Anybody who is interested in motor cars will know that the secondhand value of big engined, specialist vehicles has hit rock-bottom. Consequently there are some very attractive-sounding buys on the market at the moment; for example, 1969 Jensen Interceptors at £1,400 to £1,600. However, mention this fact to a variety of people and you will get a similar response: “the running costs are exhorbitant, the insurance premium, if you could get cover, would be prohibitive, etc., etc.” Now, I am asking, is this true?
I believe, if the facts were known, there could be a market for specialist cars amongst enthusiasts who, whilst not wealthy, are not completely stoney-broke.

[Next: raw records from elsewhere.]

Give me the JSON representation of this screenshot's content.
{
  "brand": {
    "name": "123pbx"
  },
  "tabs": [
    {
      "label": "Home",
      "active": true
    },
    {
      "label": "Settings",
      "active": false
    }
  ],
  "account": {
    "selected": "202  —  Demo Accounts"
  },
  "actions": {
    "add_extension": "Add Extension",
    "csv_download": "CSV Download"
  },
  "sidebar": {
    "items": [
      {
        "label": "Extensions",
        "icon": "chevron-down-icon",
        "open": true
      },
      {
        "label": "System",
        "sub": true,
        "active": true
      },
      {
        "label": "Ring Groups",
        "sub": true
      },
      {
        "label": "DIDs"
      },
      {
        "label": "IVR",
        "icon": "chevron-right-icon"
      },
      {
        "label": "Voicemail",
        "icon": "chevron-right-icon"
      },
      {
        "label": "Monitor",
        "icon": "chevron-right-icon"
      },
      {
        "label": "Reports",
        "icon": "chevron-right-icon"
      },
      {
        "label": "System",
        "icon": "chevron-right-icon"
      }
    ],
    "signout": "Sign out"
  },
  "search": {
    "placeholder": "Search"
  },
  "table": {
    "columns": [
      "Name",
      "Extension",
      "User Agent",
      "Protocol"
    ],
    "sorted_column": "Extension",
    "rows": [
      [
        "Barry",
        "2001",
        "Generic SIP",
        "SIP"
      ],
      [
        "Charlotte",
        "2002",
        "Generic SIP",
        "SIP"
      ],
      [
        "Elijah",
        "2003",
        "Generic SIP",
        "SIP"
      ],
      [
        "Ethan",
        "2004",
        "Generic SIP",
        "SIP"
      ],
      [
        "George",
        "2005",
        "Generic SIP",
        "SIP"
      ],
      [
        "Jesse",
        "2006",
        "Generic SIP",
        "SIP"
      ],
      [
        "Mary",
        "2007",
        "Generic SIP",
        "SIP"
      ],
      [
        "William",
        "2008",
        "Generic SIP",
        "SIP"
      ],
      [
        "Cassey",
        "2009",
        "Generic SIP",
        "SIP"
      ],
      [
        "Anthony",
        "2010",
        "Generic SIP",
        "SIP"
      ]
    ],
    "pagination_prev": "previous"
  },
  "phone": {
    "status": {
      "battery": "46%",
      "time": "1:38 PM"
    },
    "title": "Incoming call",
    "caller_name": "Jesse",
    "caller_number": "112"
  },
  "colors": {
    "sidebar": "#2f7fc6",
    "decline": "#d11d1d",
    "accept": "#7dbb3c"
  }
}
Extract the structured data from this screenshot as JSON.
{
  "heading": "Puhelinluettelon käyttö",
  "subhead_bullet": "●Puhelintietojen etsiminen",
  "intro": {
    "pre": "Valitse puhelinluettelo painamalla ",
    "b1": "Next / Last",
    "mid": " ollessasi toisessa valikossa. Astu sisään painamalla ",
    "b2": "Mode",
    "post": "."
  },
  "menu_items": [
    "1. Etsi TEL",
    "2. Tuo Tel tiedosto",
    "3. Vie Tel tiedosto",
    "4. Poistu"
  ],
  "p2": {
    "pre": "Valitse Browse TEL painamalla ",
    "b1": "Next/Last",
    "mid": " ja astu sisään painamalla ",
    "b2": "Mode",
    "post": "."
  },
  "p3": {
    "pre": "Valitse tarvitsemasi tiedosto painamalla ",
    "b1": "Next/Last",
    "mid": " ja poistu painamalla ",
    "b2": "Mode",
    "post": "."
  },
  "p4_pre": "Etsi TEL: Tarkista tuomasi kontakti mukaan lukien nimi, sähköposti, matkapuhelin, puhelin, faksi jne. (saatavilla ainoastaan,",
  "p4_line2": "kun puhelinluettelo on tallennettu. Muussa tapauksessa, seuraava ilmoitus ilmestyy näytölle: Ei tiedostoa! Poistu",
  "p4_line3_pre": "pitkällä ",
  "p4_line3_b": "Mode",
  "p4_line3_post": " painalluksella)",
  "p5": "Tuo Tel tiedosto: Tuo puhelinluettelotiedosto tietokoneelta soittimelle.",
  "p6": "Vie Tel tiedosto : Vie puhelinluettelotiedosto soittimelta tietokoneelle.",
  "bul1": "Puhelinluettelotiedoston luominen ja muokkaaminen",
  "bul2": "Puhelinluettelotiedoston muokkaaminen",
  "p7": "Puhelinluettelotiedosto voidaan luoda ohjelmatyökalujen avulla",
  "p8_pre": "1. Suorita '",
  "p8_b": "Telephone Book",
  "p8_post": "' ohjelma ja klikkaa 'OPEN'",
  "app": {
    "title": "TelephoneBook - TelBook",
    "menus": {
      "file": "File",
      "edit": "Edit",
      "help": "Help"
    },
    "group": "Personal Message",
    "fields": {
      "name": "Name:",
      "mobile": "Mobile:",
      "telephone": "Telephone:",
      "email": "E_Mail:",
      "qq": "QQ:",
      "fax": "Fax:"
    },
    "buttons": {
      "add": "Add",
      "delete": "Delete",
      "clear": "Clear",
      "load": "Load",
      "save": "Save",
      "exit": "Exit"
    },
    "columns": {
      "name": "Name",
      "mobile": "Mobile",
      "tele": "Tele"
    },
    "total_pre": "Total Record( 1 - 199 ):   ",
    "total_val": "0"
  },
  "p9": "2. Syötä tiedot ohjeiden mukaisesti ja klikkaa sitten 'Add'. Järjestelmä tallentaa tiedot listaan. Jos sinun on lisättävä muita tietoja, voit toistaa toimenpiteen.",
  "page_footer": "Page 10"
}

Enthusiasts who, like myself for instance, clock an average yearly mileage of only 3,500. Work that out in terms of petrol costs using, if you don’t mind, the Jensen Interceptor as a yardstick; at 15 miles per gallon, with petrol at say £1 per gallon, the answer is £234, for the year. Looked at on an average weekly basis, that it £4.50 for 67 miles. Expensive, yes, but what a way to travel!
However, before we get carried away, let’s look at other costs. Road tax, insurance and sundries for routine maintenance; shall we say £200 for the year? That boosts the running costs so far to £8.50 per week. A lot of people pay that amount in HP charges for bread and butter cars and think nothing of it. So, provided the Jensen was paid for in cash, we are ahead of the field.

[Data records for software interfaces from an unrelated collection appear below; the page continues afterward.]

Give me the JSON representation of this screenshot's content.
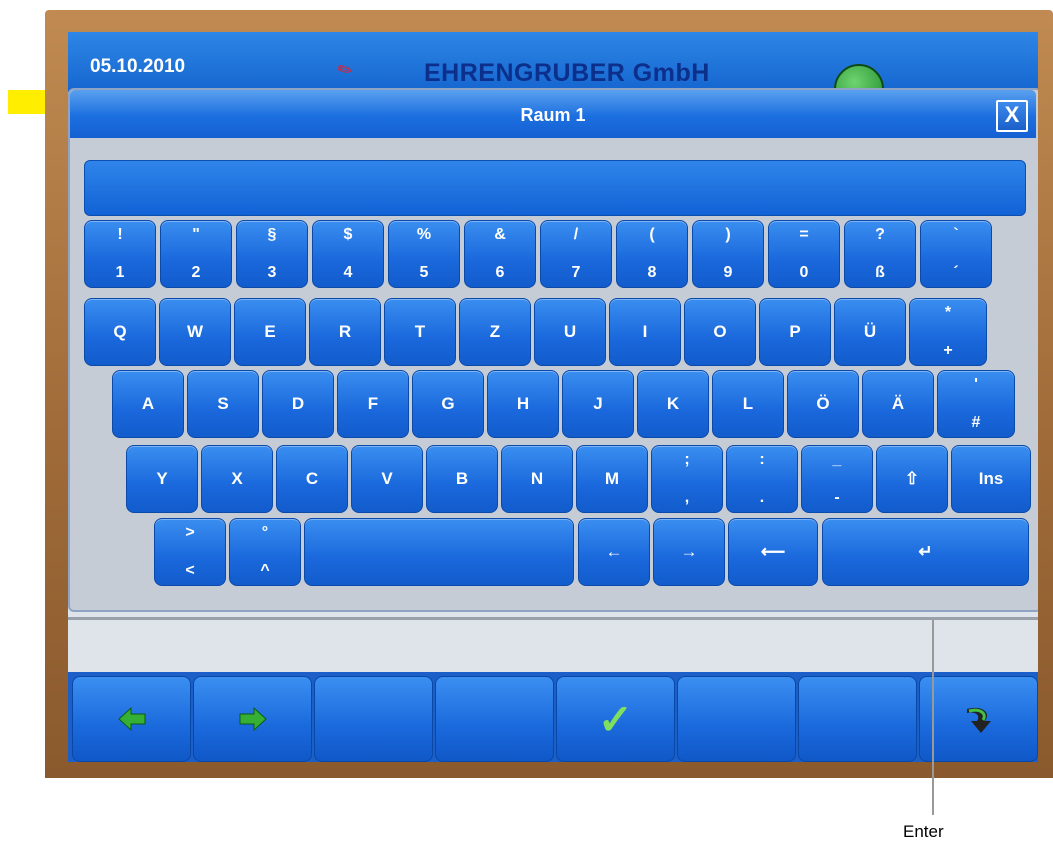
{
  "header": {
    "date": "05.10.2010",
    "brand": "EHRENGRUBER GmbH"
  },
  "dialog": {
    "title": "Raum 1",
    "close_label": "X",
    "input_value": ""
  },
  "keyboard": {
    "row1": [
      {
        "top": "!",
        "bottom": "1"
      },
      {
        "top": "\"",
        "bottom": "2"
      },
      {
        "top": "§",
        "bottom": "3"
      },
      {
        "top": "$",
        "bottom": "4"
      },
      {
        "top": "%",
        "bottom": "5"
      },
      {
        "top": "&",
        "bottom": "6"
      },
      {
        "top": "/",
        "bottom": "7"
      },
      {
        "top": "(",
        "bottom": "8"
      },
      {
        "top": ")",
        "bottom": "9"
      },
      {
        "top": "=",
        "bottom": "0"
      },
      {
        "top": "?",
        "bottom": "ß"
      },
      {
        "top": "`",
        "bottom": "´"
      }
    ],
    "row2": [
      "Q",
      "W",
      "E",
      "R",
      "T",
      "Z",
      "U",
      "I",
      "O",
      "P",
      "Ü"
    ],
    "row2_last": {
      "top": "*",
      "bottom": "+"
    },
    "row3": [
      "A",
      "S",
      "D",
      "F",
      "G",
      "H",
      "J",
      "K",
      "L",
      "Ö",
      "Ä"
    ],
    "row3_last": {
      "top": "'",
      "bottom": "#"
    },
    "row4": [
      "Y",
      "X",
      "C",
      "V",
      "B",
      "N",
      "M"
    ],
    "row4_pairs": [
      {
        "top": ";",
        "bottom": ","
      },
      {
        "top": ":",
        "bottom": "."
      },
      {
        "top": "_",
        "bottom": "-"
      }
    ],
    "shift_icon": "⇧",
    "ins_label": "Ins",
    "row5_pairs": [
      {
        "top": ">",
        "bottom": "<"
      },
      {
        "top": "°",
        "bottom": "^"
      }
    ],
    "left_arrow": "←",
    "right_arrow": "→",
    "backspace": "⟵",
    "enter": "↵"
  },
  "footer": {
    "icons": [
      "back-green-arrow-icon",
      "forward-green-arrow-icon",
      "",
      "",
      "check-icon",
      "",
      "",
      "exit-arrow-icon"
    ],
    "check": "✓"
  },
  "annotation": {
    "enter_label": "Enter",
    "arrow_color": "#ffee00"
  },
  "colors": {
    "key_blue": "#1a68dc",
    "bezel": "#a06b38",
    "brand_text": "#0b2f8a"
  }
}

It all sounds nice and simple so far, but problems there must be. Repairs, that dirty, very often filthy, word. What do they cost? A new clutch (not for the Jensen, of course), faulty transmission, braking problems; are they a practical proposition for slightly above average do-it-yourselfers? If not, what about the price of parts? Too wicked even to consider? Perhaps this is where we could hear from some of our fortunate fellow motorists who own Jensens, Astons, Ferraris, etc. Maybe we could get some facts on the kind of problems that a 40,000-mile-old Jensen could develop?

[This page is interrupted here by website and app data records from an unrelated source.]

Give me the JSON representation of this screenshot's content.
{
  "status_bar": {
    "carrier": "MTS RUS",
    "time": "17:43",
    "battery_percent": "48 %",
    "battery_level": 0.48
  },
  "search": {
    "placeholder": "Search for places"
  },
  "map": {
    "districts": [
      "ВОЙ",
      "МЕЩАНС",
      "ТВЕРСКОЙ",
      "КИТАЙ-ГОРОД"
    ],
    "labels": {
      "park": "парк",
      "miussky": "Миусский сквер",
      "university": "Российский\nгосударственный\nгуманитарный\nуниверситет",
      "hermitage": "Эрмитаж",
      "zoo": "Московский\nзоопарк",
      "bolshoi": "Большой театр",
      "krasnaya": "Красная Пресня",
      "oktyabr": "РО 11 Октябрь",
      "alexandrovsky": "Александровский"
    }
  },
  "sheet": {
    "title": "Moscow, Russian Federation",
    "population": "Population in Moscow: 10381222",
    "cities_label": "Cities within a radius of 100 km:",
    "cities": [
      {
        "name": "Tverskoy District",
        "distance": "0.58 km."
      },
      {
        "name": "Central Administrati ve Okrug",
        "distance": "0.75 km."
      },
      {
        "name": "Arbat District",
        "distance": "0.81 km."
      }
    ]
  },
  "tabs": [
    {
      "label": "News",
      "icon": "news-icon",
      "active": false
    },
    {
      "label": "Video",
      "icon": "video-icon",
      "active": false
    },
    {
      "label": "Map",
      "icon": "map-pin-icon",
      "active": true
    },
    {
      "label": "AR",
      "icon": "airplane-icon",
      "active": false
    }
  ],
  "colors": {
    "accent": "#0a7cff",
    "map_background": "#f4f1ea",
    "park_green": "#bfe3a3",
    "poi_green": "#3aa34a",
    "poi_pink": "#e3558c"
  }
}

A friend once told me that if he could afford to buy a Rolls-Royce, he could afford to run it. Food for thought, I suppose. Provided the reliability of a vehicle is unquestionable though, this could be true of other exotic makes.
I feel sure that many dealers, whose showrooms bulge with such cars, would dearly love to see this section of the market revitalised. How about a word from them also? Give us the benefit of your experiences with such makes and tell us the facts about ownership. It might even help the situation a bit. If nothing else, it would make interesting reading. Anything would be better than the many fathoms of nonsense about Citroen Clubs, Fiat 126s, etc., that we wade through each month! Not that I have anything against them, they obviously serve a useful purpose, but in MOTOR SPORT? Yerck!!
One last word. Can anyone donate £1,500 or a Jensen Interceptor!
PETER FREDRICK de FRERE East Kilbride.